The Boston Public Library has two digital imaging laboratories, one for books and “anything bound,” as Chrissy describes it, and the other for unbound materials such as posters, maps, postcards, photographs and negatives, manuscripts for rare books, and more. It is with the unbound materials that Chrissy shines as the library’s Digital Projects Metadata Coordinator. (“It’s an evolving title,” she laughs.)
“What I love most about digitizing is that it makes things available to people that they might not come across otherwise,” says Chrissy. For example, photographer Leslie Jones’ humorous depiction of 20th-century Boston has inspired a lively online social engagement that probably would not have occurred in a traditional library setting.
“We have some of the most fun in the building,” Chrissy says. “I love seeing people interacting with these collections and enjoying them. Sometimes it even inspires them to learn more about it.”
Posted on August 6th, 2012 by Gina Perille in Profiles
Tags: Access and Innovation
Michael Colford has many responsibilities at the Boston Public Library, including overseeing the BPL’s role as Library for the Commonwealth, a designation that signifies that the BPL provides services and access to its collections to people across the entire state of Massachusetts. “We have a lot of very rich and deep collections, and access is a very important concern,” he says. “A big part of what libraries do is describe and catalog their materials and make them discoverable.”
For that reason, the library is focused on cataloging and digitizing material in order to make it accessible online. Michael is also taking the next logical step by providing technological equipment and training programs that help to bridge the “digital divide” between the most techno-savvy and those who might not yet know how to use a mouse.
Does that mean that the physical library is becoming obsolete?

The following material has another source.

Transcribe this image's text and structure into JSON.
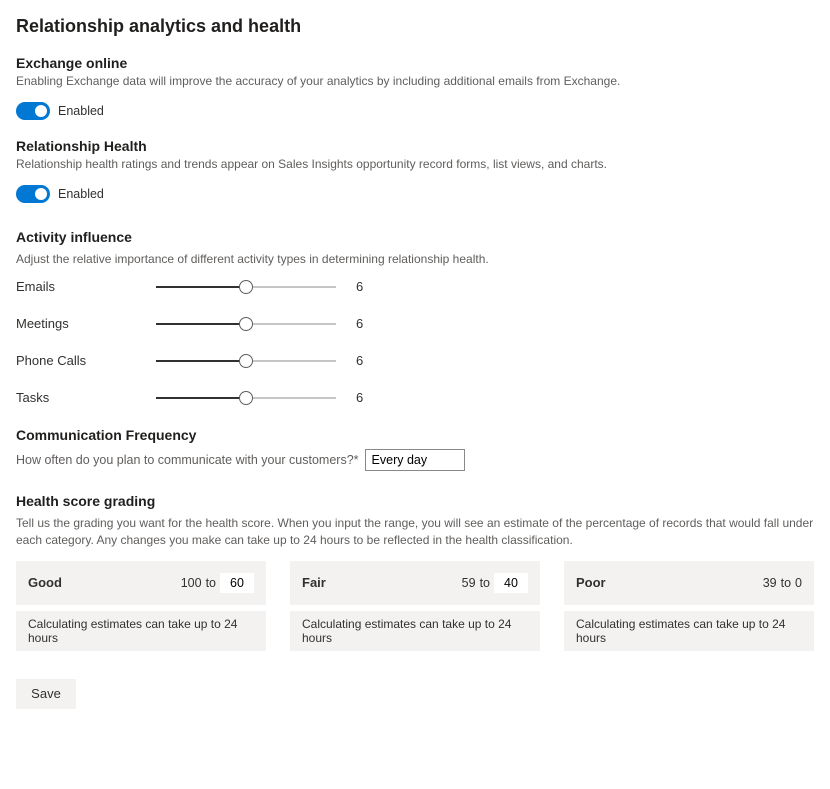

On the contrary, according to Michael. “The thing I think comes as a surprise to everyone is that people still want to come in to the library and be a part of a community,” he says. “While people are saying everything’s moving online and we’re not going to need the library building any more, that’s definitely not true. People are coming to socialize, to go to programs, to go to events, and to physically interact with the collections. Libraries have a unique role in society. It’ll be very interesting to see how things grow and change.”